  • the remaining greens from a ‘braising mix’ (young Brassicaceae: kale, collards, mustards, escarole, and dandelion) purchased from Keith’s Farm at the Union Square Greenmarket, mixed together with the leaves left from a bunch of broccoli raab from Lani’s Farm, barely wilted in a little olive oil in which several small rocambole garlic cloves, also from Keith’sFarm, had been heated until fragrant and beginning to soften, seasoned with sea salt, and freshly-ground black pepper
  • slices from a small sunflower and flax seed sourdough peasant baguette from Hawthorne Valley Farm
  • the wine was a Portuguese (Dão), Niepoort Rotulo Tinto, Dão 2016, from Astor Wines
  • the music was Beethoven’s ‘Musik zu Carl Meisls Gelegenheitsfestspiel’, Claudio Abbado conducting the  Berlin Philharmonic Orchestra and the Berlin Radio Chorus


[the image of the Republican political flier is from]

crab cakes, green tomato salsa, boiled potato, micro radish

Because of what the severe weekend weather had done for local fishing, our regular Monday fishmonger, P.E. & D. D. Seafood, wasn’t at the Union Square Greenmarket that day. Since I had learned this from the list on the‎ app, and because I had plenty of vegetables on hand, I didn’t have to head for the square that day, but because I had a package of their wonderful crab cakes inside our freezer, we were still able to enjoy their bounty that evening.

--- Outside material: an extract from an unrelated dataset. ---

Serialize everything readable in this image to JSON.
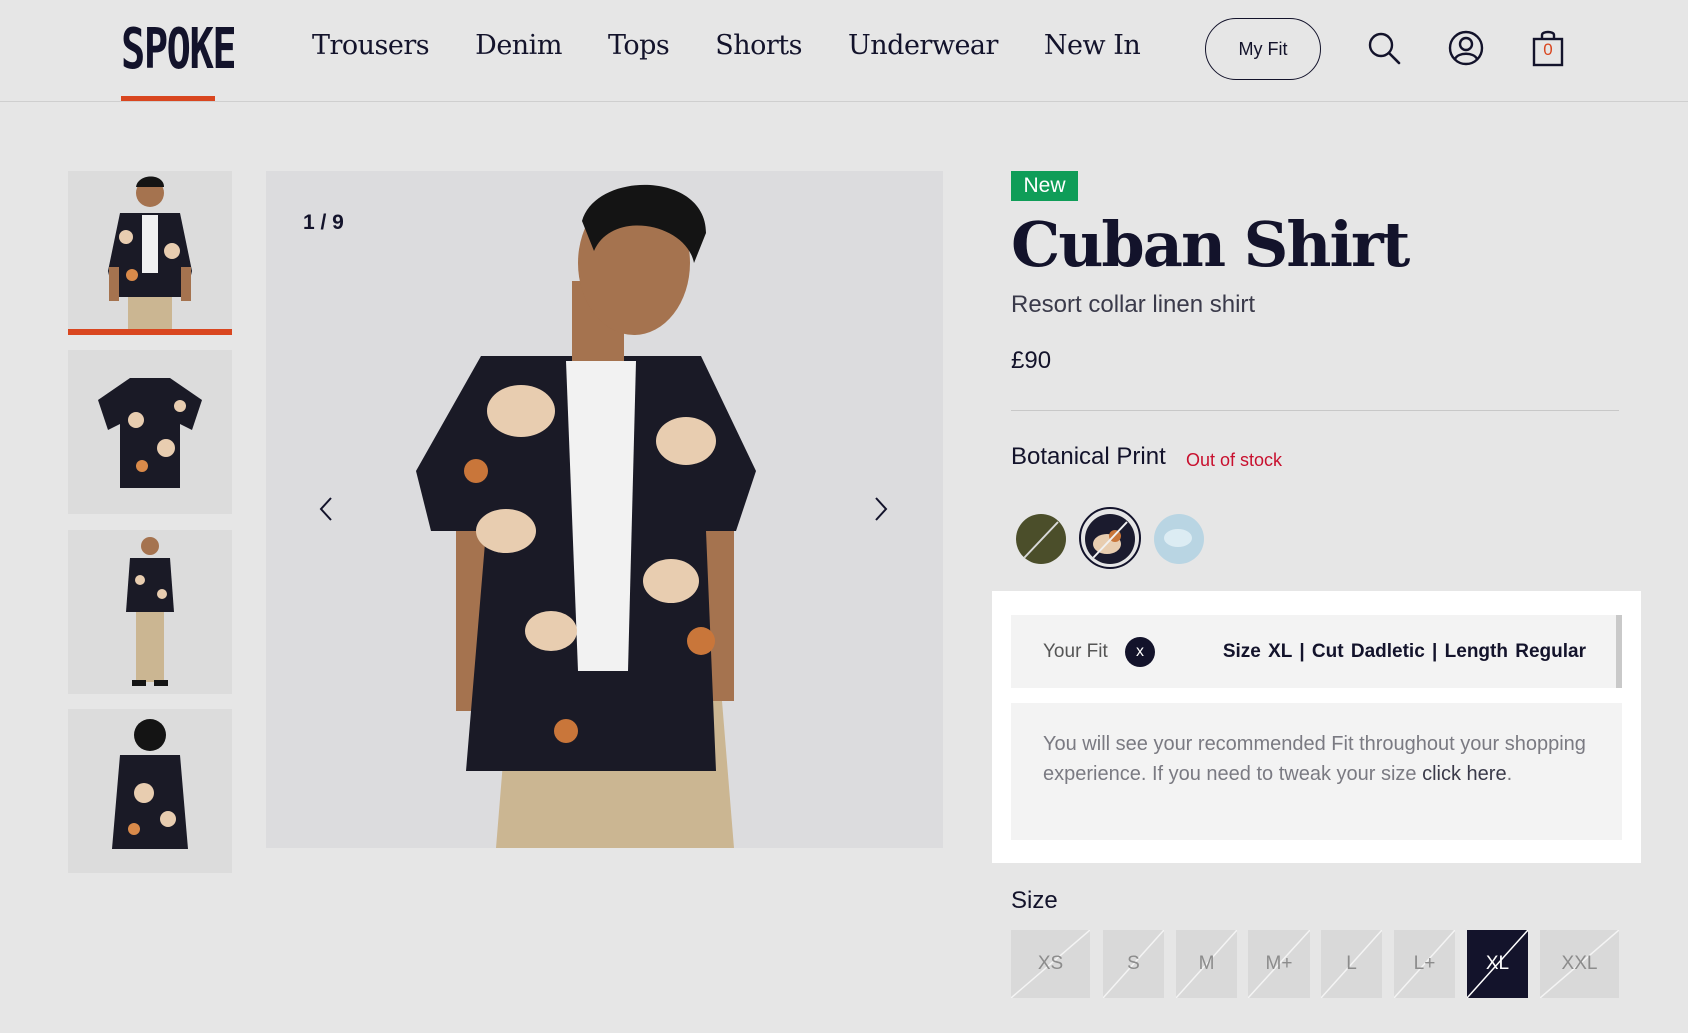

  • two crab cakes from PE & DD Seafood (crab, egg, flour, red & green peppers, garlic, salt, pepper, breadcrumbs, mayonnaise, milk, celery, and parsley) that I had been storing inside the freezer, defrosted before I began heating them above a low to medium flame, with a drizzle of olive oil, inside a small cast iron pan, 3 to 4 minutes to each side, served on a fresh salsa composed of 9 small green tomatoes from Keith’s Farm cut into thick slices, a finely chopped section of a small stalk of celery and most of one one small thinly sliced red onion, both from Norwich Meadows Farm, 2 different kinds and colors of finely chopped small sweet seasoning peppers, aji dulce and Granada, both from Eckerton Hill Farm, torn Thai mint from Lani’s Farm, all moistened with a little olive oil
  • roughly 12 ounces of la Ratte potatoes from Norwich Meadows Farm, boiled with a generous amount of salt until barely cooked through, drained, halved, dried while inside the large, still-warm vintage Corning Pyrex Flameware glass pot in which they had cooked, a tablespoon or so of olive oil added, seasoned with local P.E. & D.D. sea salt, freshly-ground black pepper, tossed with purple micro radish from Windfall Farms

There was a cheese course.